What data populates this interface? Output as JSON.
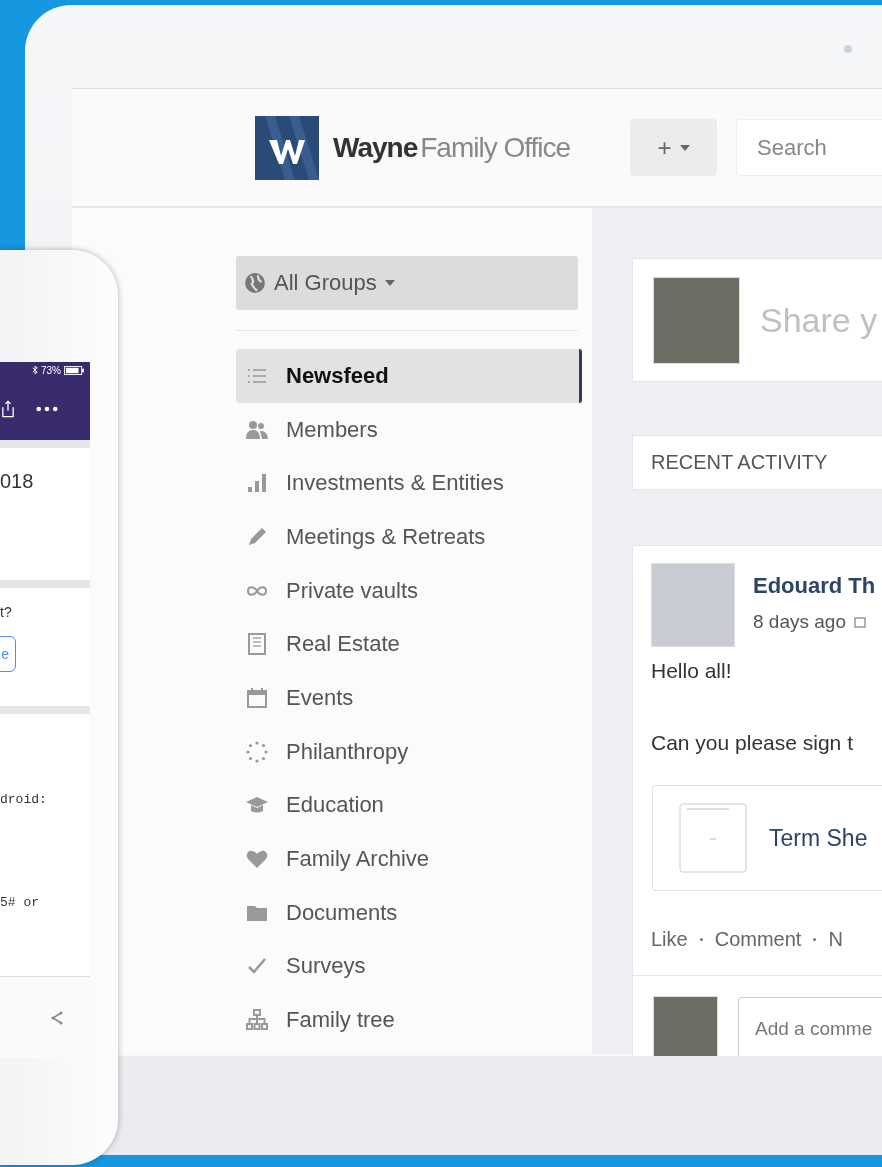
{
  "phone": {
    "battery": "73%",
    "cards": [
      {
        "kind": "text",
        "text": "018"
      },
      {
        "kind": "question",
        "text": "t?",
        "button": "e"
      },
      {
        "kind": "code",
        "lines": [
          "droid:",
          "5# or"
        ]
      }
    ]
  },
  "header": {
    "logo": {
      "bold": "Wayne",
      "light": "Family Office"
    },
    "add_button": "+",
    "search": {
      "placeholder": "Search"
    }
  },
  "sidebar": {
    "group_selector": "All Groups",
    "items": [
      {
        "label": "Newsfeed",
        "selected": true
      },
      {
        "label": "Members",
        "selected": false
      },
      {
        "label": "Investments & Entities",
        "selected": false
      },
      {
        "label": "Meetings & Retreats",
        "selected": false
      },
      {
        "label": "Private vaults",
        "selected": false
      },
      {
        "label": "Real Estate",
        "selected": false
      },
      {
        "label": "Events",
        "selected": false
      },
      {
        "label": "Philanthropy",
        "selected": false
      },
      {
        "label": "Education",
        "selected": false
      },
      {
        "label": "Family Archive",
        "selected": false
      },
      {
        "label": "Documents",
        "selected": false
      },
      {
        "label": "Surveys",
        "selected": false
      },
      {
        "label": "Family tree",
        "selected": false
      }
    ]
  },
  "share": {
    "placeholder": "Share y"
  },
  "recent_activity": "RECENT ACTIVITY",
  "post": {
    "author": "Edouard Th",
    "time": "8 days ago",
    "paragraphs": [
      "Hello all!",
      "Can you please sign t"
    ],
    "attachment": "Term She",
    "actions": [
      "Like",
      "Comment",
      "N"
    ],
    "comment_placeholder": "Add a comme"
  }
}
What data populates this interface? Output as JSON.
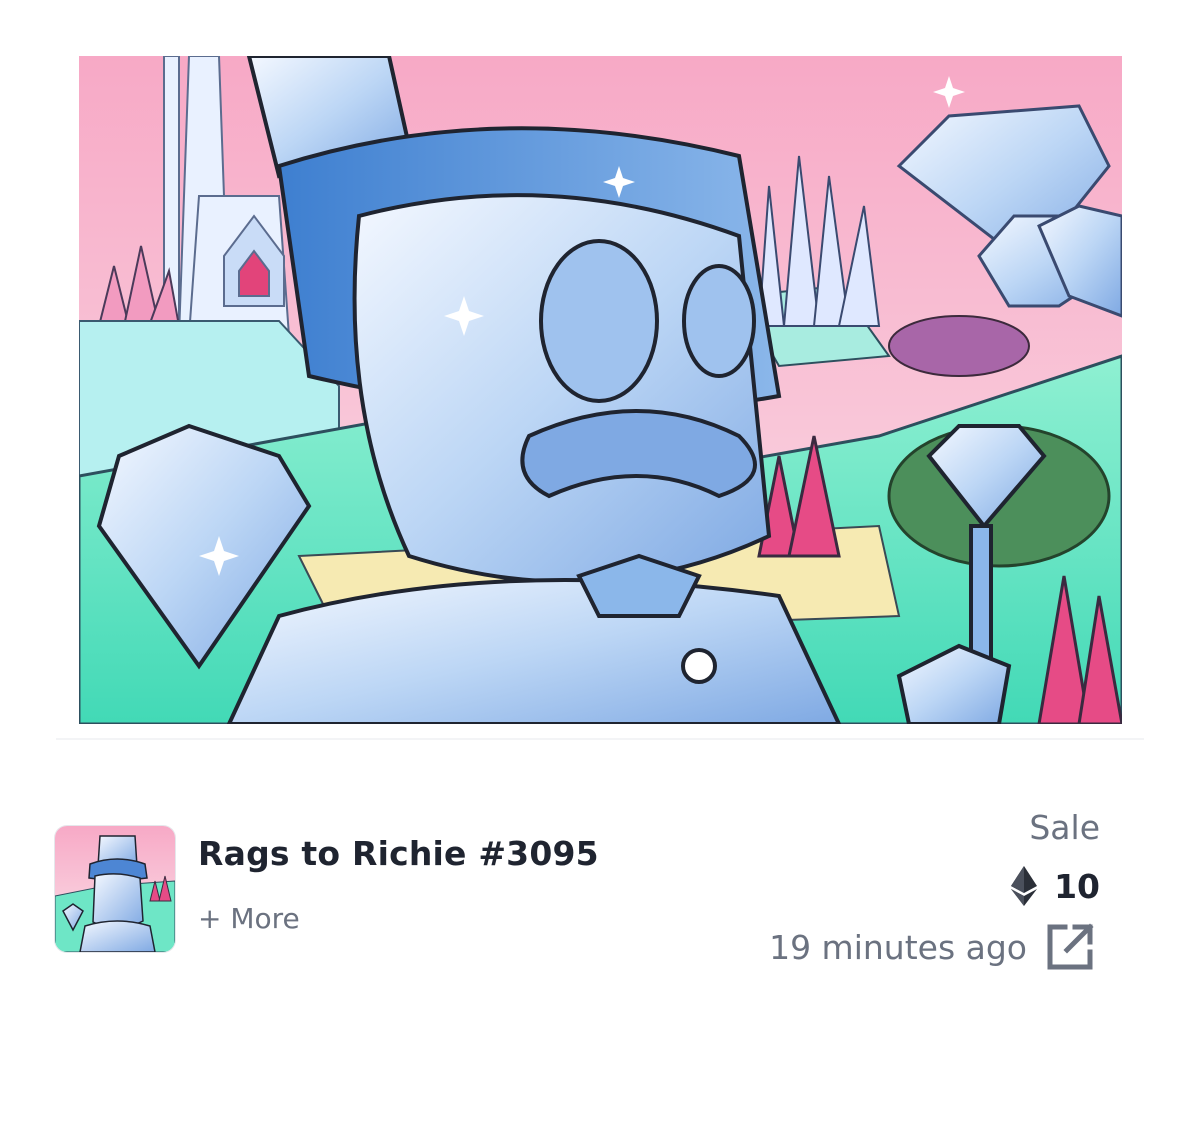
{
  "artwork": {
    "icon": "nft-artwork-image",
    "alt_subject": "crystal gentleman with top hat"
  },
  "item": {
    "name": "Rags to Richie #3095",
    "more_label": "+ More",
    "thumbnail_icon": "collection-thumbnail-image"
  },
  "event": {
    "type": "Sale",
    "price": "10",
    "currency_icon": "ethereum-icon",
    "time": "19 minutes ago",
    "link_icon": "external-link-icon"
  },
  "colors": {
    "text_primary": "#1f2430",
    "text_secondary": "#6b7280"
  }
}
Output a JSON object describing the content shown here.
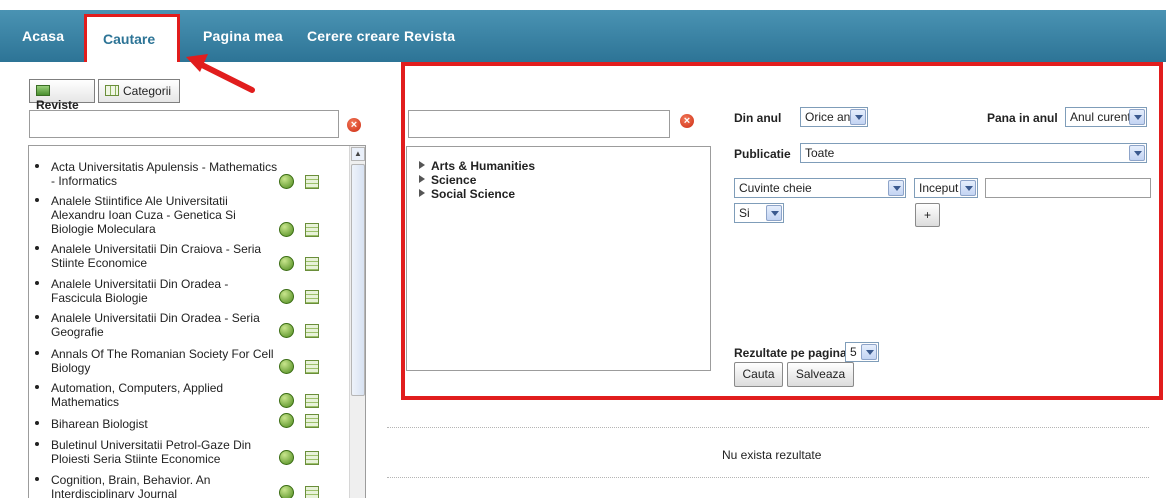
{
  "nav": {
    "items": [
      "Acasa",
      "Cautare",
      "Pagina mea",
      "Cerere creare Revista"
    ],
    "active_index": 1,
    "accent": "#2d7496",
    "highlight": "#e11d1d"
  },
  "left": {
    "tabs": [
      "Reviste",
      "Categorii"
    ],
    "search": {
      "value": "",
      "placeholder": ""
    },
    "journals": [
      "Acta Universitatis Apulensis - Mathematics - Informatics",
      "Analele Stiintifice Ale Universitatii Alexandru Ioan Cuza - Genetica Si Biologie Moleculara",
      "Analele Universitatii Din Craiova - Seria Stiinte Economice",
      "Analele Universitatii Din Oradea - Fascicula Biologie",
      "Analele Universitatii Din Oradea - Seria Geografie",
      "Annals Of The Romanian Society For Cell Biology",
      "Automation, Computers, Applied Mathematics",
      "Biharean Biologist",
      "Buletinul Universitatii Petrol-Gaze Din Ploiesti Seria Stiinte Economice",
      "Cognition, Brain, Behavior. An Interdisciplinary Journal"
    ]
  },
  "categories": {
    "search": {
      "value": "",
      "placeholder": ""
    },
    "items": [
      "Arts & Humanities",
      "Science",
      "Social Science"
    ]
  },
  "filters": {
    "from_year_label": "Din anul",
    "from_year_value": "Orice an",
    "to_year_label": "Pana in anul",
    "to_year_value": "Anul curent",
    "publication_label": "Publicatie",
    "publication_value": "Toate",
    "field_value": "Cuvinte cheie",
    "match_value": "Inceput",
    "term_value": "",
    "operator_value": "Si",
    "add_label": "+",
    "per_page_label": "Rezultate pe pagina",
    "per_page_value": "5",
    "search_label": "Cauta",
    "save_label": "Salveaza"
  },
  "results": {
    "empty_text": "Nu exista rezultate"
  }
}
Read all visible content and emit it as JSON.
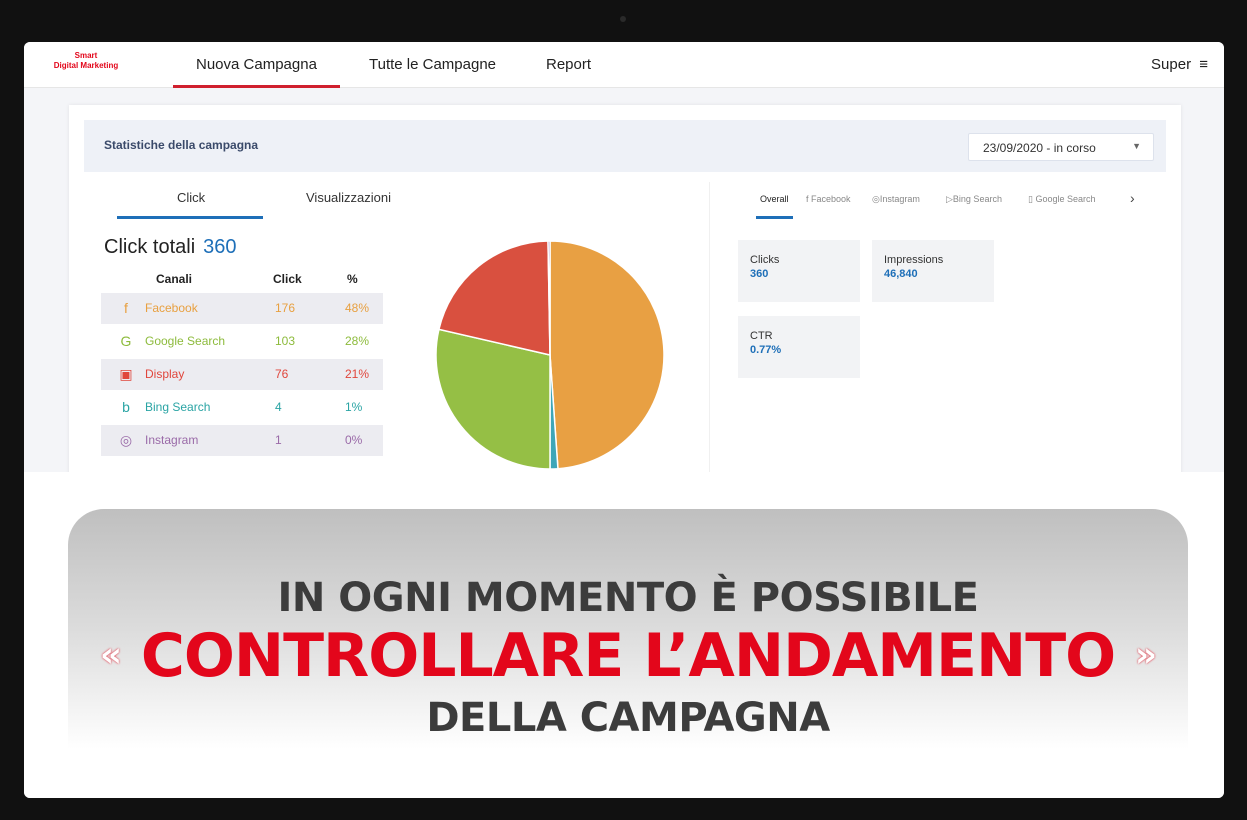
{
  "brand": {
    "line1": "Smart",
    "line2": "Digital Marketing",
    "color": "#e3061b"
  },
  "nav": {
    "tabs": [
      {
        "label": "Nuova Campagna",
        "active": true
      },
      {
        "label": "Tutte le Campagne",
        "active": false
      },
      {
        "label": "Report",
        "active": false
      }
    ],
    "user": "Super",
    "menu_icon": "menu-icon"
  },
  "campaign": {
    "title": "Statistiche della campagna",
    "date_filter": "23/09/2020 - in corso",
    "metric_tabs": [
      {
        "label": "Click",
        "active": true
      },
      {
        "label": "Visualizzazioni",
        "active": false
      }
    ],
    "total_label": "Click totali",
    "total_value": "360",
    "table": {
      "headers": [
        "Canali",
        "Click",
        "%"
      ],
      "rows": [
        {
          "icon": "facebook-icon",
          "glyph": "f",
          "channel": "Facebook",
          "clicks": "176",
          "percent": "48%",
          "color": "#e8a040"
        },
        {
          "icon": "google-search-icon",
          "glyph": "G",
          "channel": "Google Search",
          "clicks": "103",
          "percent": "28%",
          "color": "#8dbb3c"
        },
        {
          "icon": "display-icon",
          "glyph": "▣",
          "channel": "Display",
          "clicks": "76",
          "percent": "21%",
          "color": "#e0463c"
        },
        {
          "icon": "bing-search-icon",
          "glyph": "b",
          "channel": "Bing Search",
          "clicks": "4",
          "percent": "1%",
          "color": "#2aa4a4"
        },
        {
          "icon": "instagram-icon",
          "glyph": "◎",
          "channel": "Instagram",
          "clicks": "1",
          "percent": "0%",
          "color": "#9a6aa8"
        }
      ]
    },
    "pie_colors": [
      "#e8a043",
      "#3ea6b8",
      "#95bf45",
      "#d9503f",
      "#8a66a8"
    ],
    "channel_tabs": [
      {
        "label": "Overall",
        "icon": "",
        "active": true
      },
      {
        "label": "Facebook",
        "icon": "facebook-icon",
        "active": false
      },
      {
        "label": "Instagram",
        "icon": "instagram-icon",
        "active": false
      },
      {
        "label": "Bing Search",
        "icon": "bing-search-icon",
        "active": false
      },
      {
        "label": "Google Search",
        "icon": "google-search-icon",
        "active": false
      }
    ],
    "stats": [
      {
        "label": "Clicks",
        "value": "360"
      },
      {
        "label": "Impressions",
        "value": "46,840"
      },
      {
        "label": "CTR",
        "value": "0.77%"
      }
    ]
  },
  "banner": {
    "line1": "IN OGNI MOMENTO È POSSIBILE",
    "line2": "CONTROLLARE L’ANDAMENTO",
    "line3": "DELLA CAMPAGNA",
    "accent_color": "#e3061b"
  }
}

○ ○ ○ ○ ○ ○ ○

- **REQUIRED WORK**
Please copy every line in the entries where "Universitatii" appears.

- **SOLUTION**
      "Analele Stiintifice Ale Universitatii Alexandru Ioan Cuza - Genetica Si Biologie Moleculara",
      "Analele Universitatii Din Craiova - Seria Stiinte Economice",
      "Analele Universitatii Din Oradea - Fascicula Biologie",
      "Analele Universitatii Din Oradea - Seria Geografie",
      "Buletinul Universitatii Petrol-Gaze Din Ploiesti Seria Stiinte Economice",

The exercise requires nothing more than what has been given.